Title: Air and wall mycobiota interactions—A case study in the Old Cathedral of Coimbra
Authors: Mesquita, Nuno
Soares, Fabiana
Paiva de Carvalho, Hugo
Trovão, João
Pinheiro, Ana Catarina
Tiago, Igor
Portugal, António
Editors: Pacheco-Torgal, Fernando
Ivanov, Volodymyr
Falkinham, Joseph
Keywords: Micobiome
Fungal aerosols
Air sampling
Cultural Heritage
Issue Date: Jan-2022
Publisher: Elsevier
Abstract: The microbiota present in public buildings - fungal, algae and fungi that thrive in buildings and in their construction materials - influence the structural condition as well as, potentially, the health of those who live, work, or visit them. These organisms can colonise and deteriorate all kinds of construction materials such as stone, wood, bricks, glass, steal and metals, concrete, ceramics, tiles, among others. One of the vehicles that helps to spread and therefore contributes to this biological contamination is the air and its microbiome in such environments. In this work we analysed the fungal air burden existing in the cloister of the Old Cathedral of Coimbra, in four chapels and the central square of this cloister, in two differentseasons. This allowed relating the fungal air burden with the established fungal communities (mycobiota) that were present in biodeteriorated spots on the walls of the studied chapels, in the context of a previous work from our research team. The fungal air burden was higher in the summer, although with lower diversity. Patterns of distribution varied between sites, but in general, the most abundant species were found present in both the central square and chapels, suggesting that the air flows between these places are likely to vector the exchange of fungal propagules. Moreover, some less frequent species were found specific to particular chapels, and were not found in the air samples from the central square. These findings support the idea of the specificity and environmental requirements of most retrieved isolates, while showing that the chapels have the potential to host a large set of organisms that are not present elsewhere. Many of these fungi are linked to biodeterioration phenomena of the walls and/or are associated to pathogenic and toxigenic effects in humans. This study highlights the relevance of assessing the microbiota that thrive in such settings, and how the design and architecture can influence the composition of the established microbiota.
ISBN: 9780323852067
Type: bookPart
Appears in Collections:HERCULES - Publicações - Capítulos de Livros

Files in This Item:

File Description SizeFormat
Chapter_Book_2021.pdf2.22 MBAdobe PDFView/Open
FacebookTwitterDeliciousLinkedInDiggGoogle BookmarksMySpaceOrkut
Formato BibTex mendeley Endnote Logotipo do DeGóis 

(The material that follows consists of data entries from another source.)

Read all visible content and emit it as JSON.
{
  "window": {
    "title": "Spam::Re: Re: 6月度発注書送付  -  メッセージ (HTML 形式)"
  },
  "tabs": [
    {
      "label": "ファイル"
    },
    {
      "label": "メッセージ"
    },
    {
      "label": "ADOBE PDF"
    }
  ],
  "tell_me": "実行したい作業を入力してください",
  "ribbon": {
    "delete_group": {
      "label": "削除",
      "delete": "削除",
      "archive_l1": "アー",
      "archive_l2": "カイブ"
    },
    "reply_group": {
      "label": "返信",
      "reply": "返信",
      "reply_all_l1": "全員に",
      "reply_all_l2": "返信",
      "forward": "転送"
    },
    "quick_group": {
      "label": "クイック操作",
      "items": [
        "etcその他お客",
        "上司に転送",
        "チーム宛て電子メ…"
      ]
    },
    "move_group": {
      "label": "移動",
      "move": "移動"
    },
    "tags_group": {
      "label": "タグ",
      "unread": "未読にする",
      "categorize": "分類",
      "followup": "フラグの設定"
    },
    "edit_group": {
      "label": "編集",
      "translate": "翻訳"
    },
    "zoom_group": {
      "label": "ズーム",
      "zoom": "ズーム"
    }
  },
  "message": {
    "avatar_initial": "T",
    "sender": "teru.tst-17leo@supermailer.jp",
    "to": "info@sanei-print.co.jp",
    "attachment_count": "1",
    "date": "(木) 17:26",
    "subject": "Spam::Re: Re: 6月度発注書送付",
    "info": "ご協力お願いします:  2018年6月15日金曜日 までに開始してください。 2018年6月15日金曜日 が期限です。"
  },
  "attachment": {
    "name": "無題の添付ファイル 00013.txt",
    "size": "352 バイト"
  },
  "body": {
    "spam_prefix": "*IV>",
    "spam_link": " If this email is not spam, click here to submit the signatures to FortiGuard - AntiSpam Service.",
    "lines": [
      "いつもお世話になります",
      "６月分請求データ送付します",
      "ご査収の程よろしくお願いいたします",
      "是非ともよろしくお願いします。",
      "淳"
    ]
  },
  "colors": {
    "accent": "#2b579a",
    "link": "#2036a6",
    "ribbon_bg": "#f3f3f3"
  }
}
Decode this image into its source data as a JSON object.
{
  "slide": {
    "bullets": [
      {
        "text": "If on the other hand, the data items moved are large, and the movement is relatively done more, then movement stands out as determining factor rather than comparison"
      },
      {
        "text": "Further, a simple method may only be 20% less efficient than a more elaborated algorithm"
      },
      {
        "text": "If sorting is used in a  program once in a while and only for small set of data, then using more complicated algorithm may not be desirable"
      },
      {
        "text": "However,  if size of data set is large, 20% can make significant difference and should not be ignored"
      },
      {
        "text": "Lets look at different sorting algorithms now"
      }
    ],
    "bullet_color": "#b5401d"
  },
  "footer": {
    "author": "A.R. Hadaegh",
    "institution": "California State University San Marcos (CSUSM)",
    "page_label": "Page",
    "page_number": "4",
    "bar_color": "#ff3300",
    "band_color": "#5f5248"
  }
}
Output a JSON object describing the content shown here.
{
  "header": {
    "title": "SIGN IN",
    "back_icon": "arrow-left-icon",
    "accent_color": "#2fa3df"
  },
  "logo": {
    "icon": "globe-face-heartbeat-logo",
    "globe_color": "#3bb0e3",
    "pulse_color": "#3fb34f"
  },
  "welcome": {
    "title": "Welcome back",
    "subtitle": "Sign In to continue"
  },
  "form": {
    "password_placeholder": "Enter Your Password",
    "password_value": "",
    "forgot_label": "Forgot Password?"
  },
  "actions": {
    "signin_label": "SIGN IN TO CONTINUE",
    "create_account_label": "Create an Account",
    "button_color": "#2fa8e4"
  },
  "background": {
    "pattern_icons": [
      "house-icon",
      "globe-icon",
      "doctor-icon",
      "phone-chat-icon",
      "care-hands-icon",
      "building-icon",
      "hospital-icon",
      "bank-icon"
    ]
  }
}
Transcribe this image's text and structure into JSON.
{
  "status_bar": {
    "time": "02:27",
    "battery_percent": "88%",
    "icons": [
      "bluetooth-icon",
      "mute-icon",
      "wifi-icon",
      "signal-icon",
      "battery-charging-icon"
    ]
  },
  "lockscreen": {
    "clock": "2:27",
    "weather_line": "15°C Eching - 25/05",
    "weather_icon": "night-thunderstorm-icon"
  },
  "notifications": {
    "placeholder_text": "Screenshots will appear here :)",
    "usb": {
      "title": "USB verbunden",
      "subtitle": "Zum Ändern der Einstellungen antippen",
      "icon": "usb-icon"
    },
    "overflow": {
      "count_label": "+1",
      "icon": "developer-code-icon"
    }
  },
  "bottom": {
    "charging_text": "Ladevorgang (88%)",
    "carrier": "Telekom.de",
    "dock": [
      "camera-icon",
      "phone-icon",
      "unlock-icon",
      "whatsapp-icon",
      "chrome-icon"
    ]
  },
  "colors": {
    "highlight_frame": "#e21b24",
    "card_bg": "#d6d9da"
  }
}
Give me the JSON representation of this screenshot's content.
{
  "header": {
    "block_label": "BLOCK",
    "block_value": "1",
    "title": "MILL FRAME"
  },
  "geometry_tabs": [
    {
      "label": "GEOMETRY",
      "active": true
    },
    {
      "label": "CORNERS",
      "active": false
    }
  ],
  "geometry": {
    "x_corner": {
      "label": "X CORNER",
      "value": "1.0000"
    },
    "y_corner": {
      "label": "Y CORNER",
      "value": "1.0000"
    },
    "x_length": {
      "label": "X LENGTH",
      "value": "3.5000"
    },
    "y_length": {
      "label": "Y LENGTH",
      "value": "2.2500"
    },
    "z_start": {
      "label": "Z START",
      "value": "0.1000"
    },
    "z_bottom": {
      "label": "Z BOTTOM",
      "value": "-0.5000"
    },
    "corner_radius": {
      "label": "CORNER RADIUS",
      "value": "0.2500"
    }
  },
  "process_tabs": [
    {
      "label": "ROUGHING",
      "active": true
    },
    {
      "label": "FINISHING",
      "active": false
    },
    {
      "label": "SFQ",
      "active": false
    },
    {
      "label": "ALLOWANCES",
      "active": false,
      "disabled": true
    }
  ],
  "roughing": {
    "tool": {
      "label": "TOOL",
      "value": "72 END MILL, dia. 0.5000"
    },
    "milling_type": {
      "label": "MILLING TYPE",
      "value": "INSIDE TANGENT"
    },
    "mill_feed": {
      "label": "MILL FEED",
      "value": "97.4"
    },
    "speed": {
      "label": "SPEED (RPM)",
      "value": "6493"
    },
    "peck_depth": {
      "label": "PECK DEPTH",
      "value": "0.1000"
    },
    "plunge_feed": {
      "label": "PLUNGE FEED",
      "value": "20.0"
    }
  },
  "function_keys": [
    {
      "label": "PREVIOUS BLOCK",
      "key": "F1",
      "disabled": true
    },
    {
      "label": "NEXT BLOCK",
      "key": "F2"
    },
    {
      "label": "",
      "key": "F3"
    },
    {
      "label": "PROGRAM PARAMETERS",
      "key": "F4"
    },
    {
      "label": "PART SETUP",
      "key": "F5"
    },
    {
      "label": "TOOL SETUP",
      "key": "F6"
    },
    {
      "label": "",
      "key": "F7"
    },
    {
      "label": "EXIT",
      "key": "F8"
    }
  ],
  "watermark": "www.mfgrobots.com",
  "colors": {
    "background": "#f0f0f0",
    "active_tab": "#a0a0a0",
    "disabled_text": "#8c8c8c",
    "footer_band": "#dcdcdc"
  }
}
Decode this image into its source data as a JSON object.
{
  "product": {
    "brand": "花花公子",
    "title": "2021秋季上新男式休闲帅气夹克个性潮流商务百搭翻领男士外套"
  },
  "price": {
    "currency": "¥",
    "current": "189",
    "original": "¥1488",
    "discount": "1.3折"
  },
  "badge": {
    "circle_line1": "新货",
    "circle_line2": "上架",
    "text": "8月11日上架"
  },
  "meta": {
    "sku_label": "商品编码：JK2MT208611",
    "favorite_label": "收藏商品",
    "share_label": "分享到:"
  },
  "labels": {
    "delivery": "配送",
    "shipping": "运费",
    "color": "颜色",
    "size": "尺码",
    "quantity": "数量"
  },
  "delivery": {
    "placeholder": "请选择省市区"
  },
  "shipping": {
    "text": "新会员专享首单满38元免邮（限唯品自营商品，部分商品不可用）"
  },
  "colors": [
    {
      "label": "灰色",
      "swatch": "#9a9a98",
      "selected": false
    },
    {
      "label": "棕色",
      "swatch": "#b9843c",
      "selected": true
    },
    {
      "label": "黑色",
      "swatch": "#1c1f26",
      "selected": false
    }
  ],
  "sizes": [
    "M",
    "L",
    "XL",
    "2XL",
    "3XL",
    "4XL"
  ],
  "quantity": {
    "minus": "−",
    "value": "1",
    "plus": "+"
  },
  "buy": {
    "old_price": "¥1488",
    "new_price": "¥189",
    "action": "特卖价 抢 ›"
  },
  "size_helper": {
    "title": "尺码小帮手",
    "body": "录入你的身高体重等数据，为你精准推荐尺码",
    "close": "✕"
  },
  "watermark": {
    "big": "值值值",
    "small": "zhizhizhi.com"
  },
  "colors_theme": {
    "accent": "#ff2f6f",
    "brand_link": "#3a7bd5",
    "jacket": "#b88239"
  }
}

Items in DSpace are protected by copyright, with all rights reserved, unless otherwise indicated.


Dspace Dspace
DSpace Software, version 1.6.2 Copyright © 2002-2008 MIT and Hewlett-Packard - Feedback
UEvora B-On Curriculum DeGois